An English Setter needs regular exercise to stay happy and healthy, and adequate exercise can help him be a calm housedog. Ideally, this could be a daily vigorous run or play session in a large, securely fenced area, or the owner can take your dog to walk or hike on leash. And taking your English Setter to dog parks is a good idea. Obedience training is not only essential for control but also important for the mental exercise the dog needs. It is best to avoid very strenuous or high-impact activity with puppies and young dogs because English Setters’ bones and joints may not reach mature strength until two years of age.
Generally, it is recommended to feed an English Setter with two to three cups of high-quality dry dog food every day, divided into two or three meals. And there should be clean and fresh water at all times. More importantly, the food amount should depend on the dog’s weight, size, age, and activity level.
Some dogs are easy to get overweight, so you need to watch their calorie consumption and weight level all the time. Treats may be an important aid in training, but excessive intake can lead to obesity. Also, owners need to distinguish which human food is safe for dogs and which are not. If you have any problems with your dog’s weight or diet, just consult from your veterinarian.
English Setters are prone to the following health conditions: hypothyroidism, hip and elbow dysplasia, deafness, osteochondritis dissecans, epilepsy, progressive retinal atrophy, etc.
Major concerns: CHD, deafness, hypothyroidism, elbow dysplasia
Minor concerns: OCD, PRA
Occasionally seen: epilepsy
Total Annual Cost: $2889
Cost is estimated for the first year and may vary depending on many factors, such as dog food, health care, leash, collar, licensing, possible fencing, crates, training and obedience classes, dog-walking, grooming, treats, toys, flea, tick, and heart-worm meds, microchips, etc.
English Setters are smart and willing to please, although they are strong-willed but can be easily distracted by the birds flying around the neighborhood during training. They can learn the basic commands quickly as long as the owner remains consistent and offer abundant positive reinforcement. Besides, they are sensitive dogs, it is better to train them with positive reinforcement rather than punishment.
The English Setter could be wonderfully companionable and pleasantly manageable in the home when given the appropriate exercise, attention, and training that he needs.

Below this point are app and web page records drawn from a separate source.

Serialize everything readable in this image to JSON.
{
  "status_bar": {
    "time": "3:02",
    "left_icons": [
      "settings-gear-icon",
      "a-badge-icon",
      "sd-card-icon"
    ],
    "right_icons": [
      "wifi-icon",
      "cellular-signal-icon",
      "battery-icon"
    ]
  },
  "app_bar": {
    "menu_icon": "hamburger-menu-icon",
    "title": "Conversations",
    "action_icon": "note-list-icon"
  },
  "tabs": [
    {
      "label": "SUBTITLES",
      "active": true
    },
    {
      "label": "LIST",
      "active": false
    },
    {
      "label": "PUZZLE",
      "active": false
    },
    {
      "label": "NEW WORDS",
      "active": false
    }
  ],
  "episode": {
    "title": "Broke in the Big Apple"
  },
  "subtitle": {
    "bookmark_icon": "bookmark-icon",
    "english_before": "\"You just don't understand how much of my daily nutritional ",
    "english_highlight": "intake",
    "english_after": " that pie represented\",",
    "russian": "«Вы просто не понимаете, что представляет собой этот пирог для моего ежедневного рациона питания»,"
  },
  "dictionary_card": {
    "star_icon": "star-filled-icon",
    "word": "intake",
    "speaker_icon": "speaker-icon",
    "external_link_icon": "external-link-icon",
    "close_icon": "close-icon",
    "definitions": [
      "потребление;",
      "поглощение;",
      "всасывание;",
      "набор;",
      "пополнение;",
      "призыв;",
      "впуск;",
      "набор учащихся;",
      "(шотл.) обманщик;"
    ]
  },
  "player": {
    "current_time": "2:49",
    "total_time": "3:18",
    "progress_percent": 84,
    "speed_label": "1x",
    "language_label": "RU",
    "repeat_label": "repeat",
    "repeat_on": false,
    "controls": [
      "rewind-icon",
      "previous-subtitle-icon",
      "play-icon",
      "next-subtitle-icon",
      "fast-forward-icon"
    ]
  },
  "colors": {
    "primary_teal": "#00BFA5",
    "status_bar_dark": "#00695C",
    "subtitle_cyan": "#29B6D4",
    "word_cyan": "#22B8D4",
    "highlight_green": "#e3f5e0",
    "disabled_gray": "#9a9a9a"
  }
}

And continued training is a good way to occupy your English Setter and prevent him from indulging layabout tendency. Besides, they can excel in agility training, advanced obedience training, and dog sports, such as dock jumping and flyball.
It seems like the English Setter was from more than 400 years ago and it was a trained bird dog from around that time in England. The setters were established in Britain and were widespread in various estates in the country by the 17th century. But the evolution of this breed into a more specific individual breed came later on. The English Setter was among some of the first purebred registrations accepted by the American Kennel Club when it was established in 1878.